I left college in 2011, but my education has gotten stronger than ever since then. For a while after I dropped out, I looked for other schools to enroll in, but the idea of going back to college didn’t appeal to me. Along with some personal CARAZY things that ensued at my school on a personal level, desks and papers didn’t suit me. I didn’t hold to the idea that learning was somehow something separate from doing. You had to learn how to write before you could write. Learn how to act before you could act. Besides, soon into my post-non-graduate months, I got my first taste of real travel and knew that I wanted it to be a consistent part of my life.
So, I searched for other options and figured it out. Homeschooling for Adults. Be your own professor. The Internets.
I found, first of all, an amazing resource called the library and they had all kinds of books on how to educate yourself, including one awesome one called DIY U by Anya Kamenetz. Lady’s a genius. She spells out how and why to go about making your own curriculum, along with tools and resources, so that lazy people like me don’t have to include all those links. We can just tell you to pick up her book. Along with the books on self-education, the library is likely to have a book on whatever you want to learn, be that tae-kwon-do or physics. Library is your number one resource. Besides they usually have wifi and they’re quieter than coffee shops. Libraries. Making a come back.
But, if you’re allergic to books, or you’re simply a kinetic or audio driven learner, do we have some classes for you! Best resource online, hands down, is Lynda.com. This is a paid service, but it’s worth the dough. In depth classes taught by people in the industry on almost anything you would want to learn. Lynda is, pardon my french Lyn, the shit. Lynda rules the internet learning system with grace and dignity.

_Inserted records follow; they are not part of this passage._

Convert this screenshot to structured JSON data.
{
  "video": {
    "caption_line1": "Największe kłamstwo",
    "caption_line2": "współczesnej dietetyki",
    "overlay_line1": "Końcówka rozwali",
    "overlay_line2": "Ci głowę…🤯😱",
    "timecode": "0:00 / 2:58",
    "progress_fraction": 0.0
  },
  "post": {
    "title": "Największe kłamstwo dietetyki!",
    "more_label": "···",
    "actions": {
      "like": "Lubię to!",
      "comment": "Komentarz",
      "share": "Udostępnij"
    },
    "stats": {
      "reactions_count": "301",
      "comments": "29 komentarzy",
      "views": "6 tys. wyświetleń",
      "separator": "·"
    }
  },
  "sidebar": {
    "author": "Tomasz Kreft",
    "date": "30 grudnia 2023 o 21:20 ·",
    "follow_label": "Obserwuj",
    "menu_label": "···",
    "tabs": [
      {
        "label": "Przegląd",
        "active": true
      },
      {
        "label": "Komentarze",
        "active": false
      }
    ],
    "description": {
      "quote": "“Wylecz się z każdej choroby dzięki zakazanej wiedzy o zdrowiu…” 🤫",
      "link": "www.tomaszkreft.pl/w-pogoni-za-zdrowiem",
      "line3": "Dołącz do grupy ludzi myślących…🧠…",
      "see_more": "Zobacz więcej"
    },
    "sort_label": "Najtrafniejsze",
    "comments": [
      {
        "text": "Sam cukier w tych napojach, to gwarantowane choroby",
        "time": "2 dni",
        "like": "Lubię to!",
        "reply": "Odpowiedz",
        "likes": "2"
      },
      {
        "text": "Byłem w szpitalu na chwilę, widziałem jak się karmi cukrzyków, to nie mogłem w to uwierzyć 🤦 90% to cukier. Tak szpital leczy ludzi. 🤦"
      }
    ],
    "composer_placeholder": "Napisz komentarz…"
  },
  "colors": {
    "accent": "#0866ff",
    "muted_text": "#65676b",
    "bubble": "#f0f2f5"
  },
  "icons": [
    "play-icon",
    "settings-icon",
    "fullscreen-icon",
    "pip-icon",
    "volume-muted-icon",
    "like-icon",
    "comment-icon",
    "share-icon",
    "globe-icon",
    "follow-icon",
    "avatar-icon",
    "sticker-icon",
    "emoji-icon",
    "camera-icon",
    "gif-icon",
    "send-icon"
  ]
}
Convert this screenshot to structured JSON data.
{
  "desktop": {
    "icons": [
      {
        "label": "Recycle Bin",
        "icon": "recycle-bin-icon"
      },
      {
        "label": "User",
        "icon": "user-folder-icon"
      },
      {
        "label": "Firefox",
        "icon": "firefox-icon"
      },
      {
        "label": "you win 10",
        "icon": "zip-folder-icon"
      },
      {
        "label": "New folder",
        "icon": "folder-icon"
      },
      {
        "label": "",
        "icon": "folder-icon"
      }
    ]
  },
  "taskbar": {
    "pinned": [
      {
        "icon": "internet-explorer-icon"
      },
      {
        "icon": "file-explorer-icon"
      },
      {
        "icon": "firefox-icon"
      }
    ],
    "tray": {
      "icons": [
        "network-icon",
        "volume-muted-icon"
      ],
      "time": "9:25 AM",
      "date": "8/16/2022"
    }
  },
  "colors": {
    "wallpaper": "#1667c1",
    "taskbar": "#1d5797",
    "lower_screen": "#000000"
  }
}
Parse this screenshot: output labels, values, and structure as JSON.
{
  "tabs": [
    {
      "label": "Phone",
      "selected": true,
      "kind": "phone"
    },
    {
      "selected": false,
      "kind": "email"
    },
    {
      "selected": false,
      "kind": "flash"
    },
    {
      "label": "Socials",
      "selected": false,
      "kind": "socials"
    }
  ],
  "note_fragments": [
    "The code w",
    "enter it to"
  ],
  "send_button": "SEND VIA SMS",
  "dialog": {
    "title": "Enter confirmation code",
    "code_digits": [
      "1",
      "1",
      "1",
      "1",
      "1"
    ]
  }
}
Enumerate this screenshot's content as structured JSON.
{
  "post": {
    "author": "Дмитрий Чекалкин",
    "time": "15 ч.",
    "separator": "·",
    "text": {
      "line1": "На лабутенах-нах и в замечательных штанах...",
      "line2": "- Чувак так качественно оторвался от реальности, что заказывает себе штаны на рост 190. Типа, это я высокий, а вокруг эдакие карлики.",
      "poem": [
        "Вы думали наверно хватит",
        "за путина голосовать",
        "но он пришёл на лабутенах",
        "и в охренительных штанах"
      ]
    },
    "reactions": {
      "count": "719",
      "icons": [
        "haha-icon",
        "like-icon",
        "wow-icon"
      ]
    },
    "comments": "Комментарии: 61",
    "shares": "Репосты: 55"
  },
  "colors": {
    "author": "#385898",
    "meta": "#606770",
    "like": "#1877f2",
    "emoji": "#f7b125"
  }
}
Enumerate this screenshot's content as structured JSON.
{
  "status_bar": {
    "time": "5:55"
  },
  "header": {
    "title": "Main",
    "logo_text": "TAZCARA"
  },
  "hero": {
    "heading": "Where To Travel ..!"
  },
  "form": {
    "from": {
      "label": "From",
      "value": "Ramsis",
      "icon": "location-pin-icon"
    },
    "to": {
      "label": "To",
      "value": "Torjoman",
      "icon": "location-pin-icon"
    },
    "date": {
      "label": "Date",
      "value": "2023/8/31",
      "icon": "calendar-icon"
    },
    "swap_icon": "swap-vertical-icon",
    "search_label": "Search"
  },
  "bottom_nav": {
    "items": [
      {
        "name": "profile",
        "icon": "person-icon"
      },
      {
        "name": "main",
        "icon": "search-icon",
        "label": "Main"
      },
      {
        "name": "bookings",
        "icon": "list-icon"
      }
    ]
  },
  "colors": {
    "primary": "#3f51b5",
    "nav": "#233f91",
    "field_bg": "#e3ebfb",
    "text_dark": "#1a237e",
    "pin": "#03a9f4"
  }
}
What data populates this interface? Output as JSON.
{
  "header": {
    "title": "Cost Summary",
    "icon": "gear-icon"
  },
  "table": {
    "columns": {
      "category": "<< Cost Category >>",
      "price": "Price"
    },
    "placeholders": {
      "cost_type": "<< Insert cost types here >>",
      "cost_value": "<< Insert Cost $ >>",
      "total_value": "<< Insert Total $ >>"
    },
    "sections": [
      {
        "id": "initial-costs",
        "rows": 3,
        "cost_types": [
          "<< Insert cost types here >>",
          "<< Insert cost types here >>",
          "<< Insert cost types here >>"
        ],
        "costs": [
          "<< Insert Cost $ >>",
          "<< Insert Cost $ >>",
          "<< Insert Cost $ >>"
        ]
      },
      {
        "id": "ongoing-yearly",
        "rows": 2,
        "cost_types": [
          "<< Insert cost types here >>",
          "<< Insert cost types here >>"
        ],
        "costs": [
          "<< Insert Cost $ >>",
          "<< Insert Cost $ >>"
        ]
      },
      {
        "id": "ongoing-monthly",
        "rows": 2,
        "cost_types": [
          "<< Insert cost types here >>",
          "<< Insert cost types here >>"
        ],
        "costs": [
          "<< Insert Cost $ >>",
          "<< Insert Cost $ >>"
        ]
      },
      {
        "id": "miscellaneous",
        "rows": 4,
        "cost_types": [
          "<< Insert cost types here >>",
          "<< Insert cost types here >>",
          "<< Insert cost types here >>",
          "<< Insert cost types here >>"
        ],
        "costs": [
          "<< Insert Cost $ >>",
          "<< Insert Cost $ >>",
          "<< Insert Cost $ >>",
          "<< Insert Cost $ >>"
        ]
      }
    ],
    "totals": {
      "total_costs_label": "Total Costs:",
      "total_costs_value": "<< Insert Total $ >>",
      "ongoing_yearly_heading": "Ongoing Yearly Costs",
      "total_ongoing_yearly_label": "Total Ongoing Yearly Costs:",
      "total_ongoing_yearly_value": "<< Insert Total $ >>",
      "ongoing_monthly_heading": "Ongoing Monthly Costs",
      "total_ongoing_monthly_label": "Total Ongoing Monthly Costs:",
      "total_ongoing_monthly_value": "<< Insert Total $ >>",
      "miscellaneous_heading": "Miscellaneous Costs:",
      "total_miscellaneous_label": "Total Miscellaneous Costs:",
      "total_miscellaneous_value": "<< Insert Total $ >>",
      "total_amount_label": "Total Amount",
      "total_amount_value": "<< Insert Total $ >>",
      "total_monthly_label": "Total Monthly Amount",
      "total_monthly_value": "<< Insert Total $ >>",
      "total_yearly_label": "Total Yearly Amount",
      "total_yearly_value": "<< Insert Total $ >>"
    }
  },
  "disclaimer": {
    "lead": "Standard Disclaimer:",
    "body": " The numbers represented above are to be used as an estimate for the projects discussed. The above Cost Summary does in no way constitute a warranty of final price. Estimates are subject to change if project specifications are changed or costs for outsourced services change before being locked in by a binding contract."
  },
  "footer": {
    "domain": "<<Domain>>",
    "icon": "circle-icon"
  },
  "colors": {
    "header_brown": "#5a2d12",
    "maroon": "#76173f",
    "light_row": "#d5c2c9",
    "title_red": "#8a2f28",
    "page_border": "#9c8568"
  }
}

Broke as fuck? Forget Lynda then. Youtube comes in a close second. If you can wade through the cat videos and major distractions, and the uneducated mumbling non-experts, you will find everything you ever need on youtube. Often when you find a good one, they’ll be a lot more interesting than the tutorials you pay for (sorry Lynda). Take for instance, I’ve been teaching myself animation. Lynda is stocked full of these videos, but they are often a bit slow paced for me. I go to Lynda for the details, but when I want to play with something quickly and I need a basis, I go to youtube.
If you’re an animator and want a few good tutorials, there are plenty, but my favorites are from Ross Plaskow. Be aware, there’s some strong ass language in his videos.
That was an aside. What I’m saying is, if you want to learn something, you can go back to school and pay tens of thousands of dollars. Don’t get me wrong, it has it’s benefits. You build your network, you get free supplies and resources, you get automatic mentors. But, with a little work and a lot less debt, you can find those things on your own. If you want to take a different route all you need is two things, and they’re both free. The library and the internet. Here are some tips to make the process stick.
Make a plan:
Teachers have lesson plans for a reason. It will be much easier to stick to your goal if you know a) what you want to learn and b) when you want to learn it. Set yourself some goals and stick with it.
That being said, this is your education. If you find yourself leaning more in another area, explore it. Have fun! Just keep your goals in mind.
Try to pull your education from different sources. Scour for websites, online workshops, in person workshops, meet-ups, friends who know what they’re doing. I learned photoshop in one day from a friend of mine who’s a photographer (Thanks Leah). The impact that it’s had on my work has been phenomenal. I’d tried for months to understand it using videos, but the concepts just didn’t click. Spread out. The world is your classroom.
This path is hard work, and it is unappreciated hard work until it pays off for you. Just know that you could be paying to drink at college, or you could be working hard at home, and most people will still respect you more for the degree. It will be harder to get a normal job. A lot of jobs, even in creative industries, require you to have a degree. Think hard about your decision.
If you do decide to self educate, remember that your teacher is the shit, and the workload is only what you want it to be. Welcome to Awesome University, Graduating Class of You!